"Despite its relative prosperity, Maryland is not supporting educational excellence." This conclusion of the Linowes commission studying the state's tax structure convinced members of the blue-ribbon panel to urge a broader sales tax to assist in the upgrading of local schools. It is a trade-off that makes sense.
In technical terms, Maryland's 5 percent sales tax is "underused." Only 15 percent of this state's total revenue comes from the sales tax; the national average is 25 percent.
The main reason is that the Maryland sales tax applies to a narrow range of items. The list of exemptions is ridiculously long. Moreover, services are not taxed at all. In a society that is increasingly driven by the service sector of the economy, this means less tax revenue.

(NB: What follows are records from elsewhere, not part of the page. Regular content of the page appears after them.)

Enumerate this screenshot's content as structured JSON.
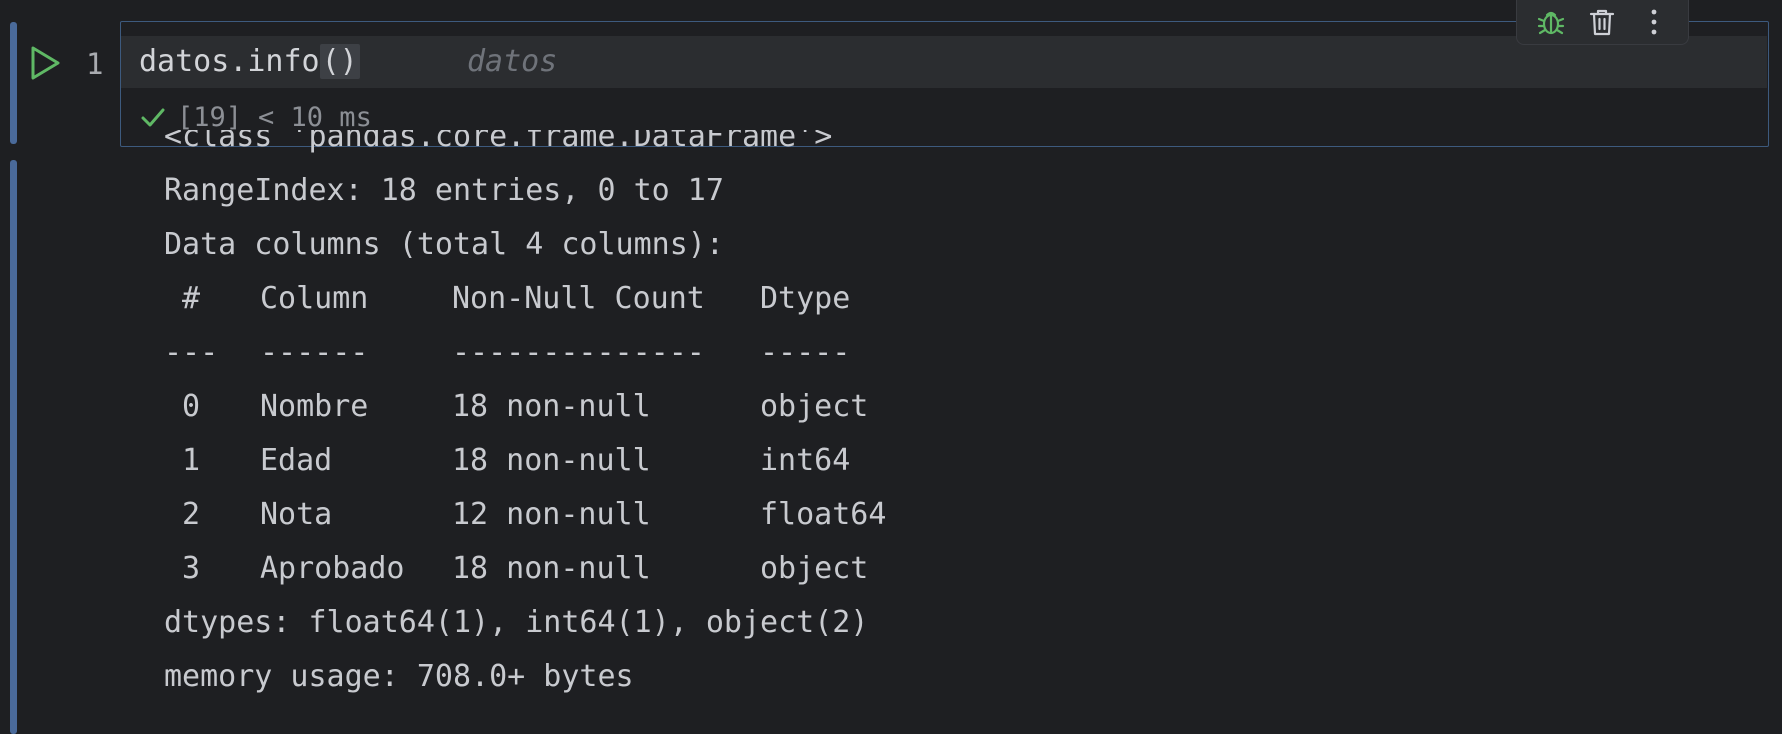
{
  "cell": {
    "line_number": "1",
    "code_call": "datos.info",
    "code_parens": "()",
    "inline_hint": "datos",
    "exec_count": "[19]",
    "exec_time": "< 10 ms"
  },
  "toolbar": {
    "icons": [
      "bug-icon",
      "trash-icon",
      "more-vertical-icon"
    ]
  },
  "output": {
    "class_line": "<class 'pandas.core.frame.DataFrame'>",
    "range_index": "RangeIndex: 18 entries, 0 to 17",
    "data_columns": "Data columns (total 4 columns):",
    "header": {
      "idx": "#",
      "column": "Column",
      "non_null": "Non-Null Count",
      "dtype": "Dtype"
    },
    "separator": {
      "idx": "---",
      "column": "------",
      "non_null": "--------------",
      "dtype": "-----"
    },
    "rows": [
      {
        "idx": "0",
        "column": "Nombre",
        "non_null": "18 non-null",
        "dtype": "object"
      },
      {
        "idx": "1",
        "column": "Edad",
        "non_null": "18 non-null",
        "dtype": "int64"
      },
      {
        "idx": "2",
        "column": "Nota",
        "non_null": "12 non-null",
        "dtype": "float64"
      },
      {
        "idx": "3",
        "column": "Aprobado",
        "non_null": "18 non-null",
        "dtype": "object"
      }
    ],
    "dtypes": "dtypes: float64(1), int64(1), object(2)",
    "memory": "memory usage: 708.0+ bytes"
  },
  "colors": {
    "background": "#1e1f22",
    "accent": "#4a6a9a",
    "success": "#5fb865",
    "run": "#5fb865"
  }
}
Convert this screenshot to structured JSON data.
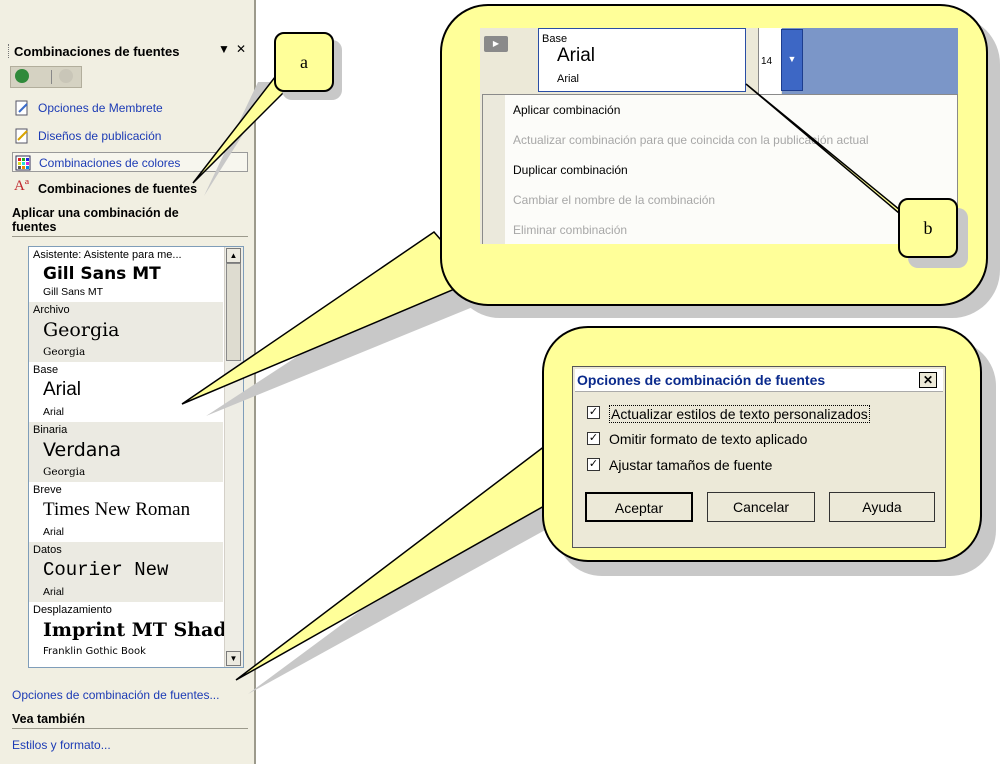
{
  "task_pane": {
    "title": "Combinaciones de fuentes",
    "dropdown_glyph": "▼",
    "close_glyph": "✕",
    "links": [
      {
        "label": "Opciones de Membrete",
        "icon": "letterhead-icon"
      },
      {
        "label": "Diseños de publicación",
        "icon": "publication-design-icon"
      },
      {
        "label": "Combinaciones de colores",
        "icon": "color-scheme-icon"
      }
    ],
    "current_section": {
      "icon_text": "Aª",
      "label": "Combinaciones de fuentes"
    },
    "apply_heading": "Aplicar una combinación de fuentes",
    "font_schemes": [
      {
        "name": "Asistente: Asistente para me...",
        "heading": "Gill Sans MT",
        "body": "Gill Sans MT"
      },
      {
        "name": "Archivo",
        "heading": "Georgia",
        "body": "Georgia"
      },
      {
        "name": "Base",
        "heading": "Arial",
        "body": "Arial"
      },
      {
        "name": "Binaria",
        "heading": "Verdana",
        "body": "Georgia"
      },
      {
        "name": "Breve",
        "heading": "Times New Roman",
        "body": "Arial"
      },
      {
        "name": "Datos",
        "heading": "Courier New",
        "body": "Arial"
      },
      {
        "name": "Desplazamiento",
        "heading": "Imprint MT Shad...",
        "body": "Franklin Gothic Book"
      }
    ],
    "options_link": "Opciones de combinación de fuentes...",
    "see_also_heading": "Vea también",
    "styles_link": "Estilos y formato..."
  },
  "callout_labels": {
    "a": "a",
    "b": "b"
  },
  "top_screenshot": {
    "ruler_mark": "14",
    "combo": {
      "caption": "Base",
      "heading_font": "Arial",
      "body_font": "Arial"
    },
    "menu_items": [
      {
        "label": "Aplicar combinación",
        "enabled": true
      },
      {
        "label": "Actualizar combinación para que coincida con la publicación actual",
        "enabled": false
      },
      {
        "label": "Duplicar combinación",
        "enabled": true
      },
      {
        "label": "Cambiar el nombre de la combinación",
        "enabled": false
      },
      {
        "label": "Eliminar combinación",
        "enabled": false
      }
    ]
  },
  "dialog": {
    "title": "Opciones de combinación de fuentes",
    "close": "✕",
    "checkboxes": [
      {
        "label": "Actualizar estilos de texto personalizados",
        "checked": true
      },
      {
        "label": "Omitir formato de texto aplicado",
        "checked": true
      },
      {
        "label": "Ajustar tamaños de fuente",
        "checked": true
      }
    ],
    "buttons": {
      "ok": "Aceptar",
      "cancel": "Cancelar",
      "help": "Ayuda"
    }
  },
  "colors": {
    "callout_fill": "#ffff99",
    "link": "#1c3bb5",
    "pane_bg": "#f1efe2",
    "dialog_title": "#0a2a8c"
  }
}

All consumers should be treated equally. Why should you pay sales tax when buying a car, but not when you get it repaired? The commission recommends that services for necessities be excluded, but that most other services for repairs, personal needs and information be taxed. No more loopholes for dry cleaning or haircuts, lawn services or data processing.
Two other important items would be added to the tax list: Non-residential telecommunications -- faxes, cellular telephones and other technological advances -- and cigarettes. In one of the most egregious loopholes, Maryland does not impose a sales tax on cigarettes -- but does on alcohol. That special-interest exemption should end.
All this money ($330 million) would be put to good use. For years, Maryland's schools have been shortchanged by state and local governments. The result can be seen in the alarming "report card" issued recently by the State Department of Education on classroom performance: not one county gained even "satisfactory" grades in eight basic categories. Unless something is done, Maryland's next generation is in grave danger.
The Linowes panel suggests that money from a broadened sales tax be doled out to counties, with poorer subdivisions getting the biggest shares. It wants strict achievement standards to make sure this extra money goes to help kids, not to increase teacher salaries or add to the bloated education bureaucracy.
This translates into an extra $807 per student for Baltimore City, $613 for Harford County, $590 for Carroll, $457 for Anne Arundel, $370 for Howard, and $337 for Baltimore County. With tough accountability standards, it could lead to dramatic improvements the classroom -- and a brighter future for Maryland's youngsters.
Tomorrow: A progressive income tax.